Cisco Turns MindMeld Acquisition Into Open Source Conversational AI Platform
Two years ago this week, Cisco acquired conversational AI startup MindMeld for $125 million. Four days ago, it transferred those MindMeld assets into an open source license complete with developer documentation and a GitHub repository. Cisco is positioning MindMeld as a Conversation AI Platform for enterprises. A Cisco developer blog post announcing the change commented:
“By making this open source software and companion documentation available to partners and developers, Cisco is committed to helping more enterprises find success building and deploying a wide range of conversational applications.”
A Conversational AI Playbook accompanied the announcement which offers examples on how to use MindMeld to build new applications. The playbook introduction summarizes the intent by saying:
“This playbook focuses on helping developers and data scientists build real production applications. The detailed instructions, practical advice, and real-world examples provided here should empower developers to improve the quality and variety of conversational experiences of the coming months and years.”
It is interesting to note that Cisco’s focus from the start has been MindMeld’s ability to tackle enterprise problems. However, the three example templates in the playbook are for consumer use cases such as video search, food ordering, and a home assistant.
Enterprise Conversational AI and Cisco’s Strategy
It is unclear about whether Cisco views its MindMeld acquisition as a success. Commentary around the time of the acquisition suggested the primary objective was to use MindMeld as a foundation for the Cisco Spark Assistant. That solution was announced six months after the acquisition, but other than a Webex assistant introduced in 2018, there hasn’t been much news about its AI assistant since then. Even without more products or revenue streams coming from the acquisition, the $125 million price tag may be viewed as a bargain to have an in-house assistant that you completely control with no licensing fees to pay to a third party. For a company the scale of Cisco, this may have been a good deal compared to the alternatives.

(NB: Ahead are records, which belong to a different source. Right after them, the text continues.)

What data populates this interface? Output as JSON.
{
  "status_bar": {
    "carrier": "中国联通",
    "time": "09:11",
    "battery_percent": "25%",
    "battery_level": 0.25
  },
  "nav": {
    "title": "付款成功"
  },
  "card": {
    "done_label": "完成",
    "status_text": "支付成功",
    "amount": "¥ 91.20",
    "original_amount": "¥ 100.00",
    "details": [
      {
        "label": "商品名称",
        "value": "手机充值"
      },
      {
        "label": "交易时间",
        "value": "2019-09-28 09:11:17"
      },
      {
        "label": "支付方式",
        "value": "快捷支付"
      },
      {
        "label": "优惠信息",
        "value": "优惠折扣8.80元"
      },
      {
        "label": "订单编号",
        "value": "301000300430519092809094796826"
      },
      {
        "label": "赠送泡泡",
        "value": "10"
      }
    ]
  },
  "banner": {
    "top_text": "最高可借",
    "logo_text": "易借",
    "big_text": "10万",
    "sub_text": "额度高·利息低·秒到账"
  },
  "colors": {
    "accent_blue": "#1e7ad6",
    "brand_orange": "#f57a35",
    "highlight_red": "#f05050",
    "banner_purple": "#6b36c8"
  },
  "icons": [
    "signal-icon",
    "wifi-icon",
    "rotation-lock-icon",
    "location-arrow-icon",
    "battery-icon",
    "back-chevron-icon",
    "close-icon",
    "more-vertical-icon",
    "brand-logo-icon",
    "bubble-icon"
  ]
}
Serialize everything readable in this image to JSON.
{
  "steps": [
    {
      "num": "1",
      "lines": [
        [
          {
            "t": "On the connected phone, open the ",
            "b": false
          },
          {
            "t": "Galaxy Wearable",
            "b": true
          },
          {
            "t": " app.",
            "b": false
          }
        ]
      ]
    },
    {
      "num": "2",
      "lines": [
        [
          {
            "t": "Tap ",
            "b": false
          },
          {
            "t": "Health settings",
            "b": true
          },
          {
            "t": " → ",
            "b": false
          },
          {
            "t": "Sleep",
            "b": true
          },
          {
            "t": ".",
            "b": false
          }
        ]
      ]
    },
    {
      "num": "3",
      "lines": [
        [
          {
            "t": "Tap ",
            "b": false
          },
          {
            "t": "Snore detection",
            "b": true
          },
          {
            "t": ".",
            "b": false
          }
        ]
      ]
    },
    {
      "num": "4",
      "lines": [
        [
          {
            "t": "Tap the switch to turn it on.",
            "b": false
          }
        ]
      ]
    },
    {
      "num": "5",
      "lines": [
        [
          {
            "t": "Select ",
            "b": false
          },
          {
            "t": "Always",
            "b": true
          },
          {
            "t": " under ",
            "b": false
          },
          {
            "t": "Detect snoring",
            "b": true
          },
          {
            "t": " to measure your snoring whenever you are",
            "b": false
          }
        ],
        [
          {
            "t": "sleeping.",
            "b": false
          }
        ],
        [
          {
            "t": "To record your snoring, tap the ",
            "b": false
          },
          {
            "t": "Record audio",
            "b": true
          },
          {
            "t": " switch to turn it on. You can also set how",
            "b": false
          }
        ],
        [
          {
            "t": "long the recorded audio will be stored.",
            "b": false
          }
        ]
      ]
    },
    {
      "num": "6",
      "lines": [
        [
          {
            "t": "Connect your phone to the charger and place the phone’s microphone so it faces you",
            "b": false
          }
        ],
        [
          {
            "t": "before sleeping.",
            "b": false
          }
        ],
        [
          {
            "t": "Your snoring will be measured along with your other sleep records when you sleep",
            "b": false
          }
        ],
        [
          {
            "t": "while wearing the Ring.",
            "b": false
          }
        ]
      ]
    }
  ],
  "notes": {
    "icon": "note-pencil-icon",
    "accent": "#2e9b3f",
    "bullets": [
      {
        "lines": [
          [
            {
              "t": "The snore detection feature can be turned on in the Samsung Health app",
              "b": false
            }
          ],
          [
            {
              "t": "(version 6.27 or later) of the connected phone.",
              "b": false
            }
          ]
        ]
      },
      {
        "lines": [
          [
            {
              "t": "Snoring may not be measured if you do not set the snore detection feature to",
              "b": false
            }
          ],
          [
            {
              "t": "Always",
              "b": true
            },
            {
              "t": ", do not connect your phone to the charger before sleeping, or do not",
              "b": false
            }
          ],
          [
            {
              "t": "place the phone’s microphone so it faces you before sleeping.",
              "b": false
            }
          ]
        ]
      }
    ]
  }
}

However, when a big company takes an acquired software solution open source, it is generally a recognition that they cannot generate significant revenue as a proprietary solution and they no longer want to shoulder the entire cost of sustaining the software. So, they transition to open source and hope independent developers or other businesses will take on some of the work sustaining the product. If MindMeld could have been positioned as an alternative to Cortana and Microsoft’s cognitive tools, then it had the potential to deliver a significant win and new product line for Cisco. But, conversational enterprise AI adoption is developing slowly and Cisco may not have the appetite to invest heavily in building out the market as well as selling a product into it.
MindMeld’s Future Will Still Depend on Cisco Investment
MindMeld as an open source platform has a lot of potential value for data scientists and developers so it may capture interest now that it is freely available. With that said, it is common for large technology companies to open source software and then generate little community support to maintain and extend it. Long-term success generally requires significant continued investment from the sponsoring company. So, MindMeld could become for enterprise applications what Mycroft would like to become for consumer applications, but only if there is a commitment from Cisco to building a robust, self-sustaining community. Mycroft has an independent business that is focused on building a community of developers. If you don’t hear anything from Cisco in the next six months about MindMeld, you are likely not to hear much about it again.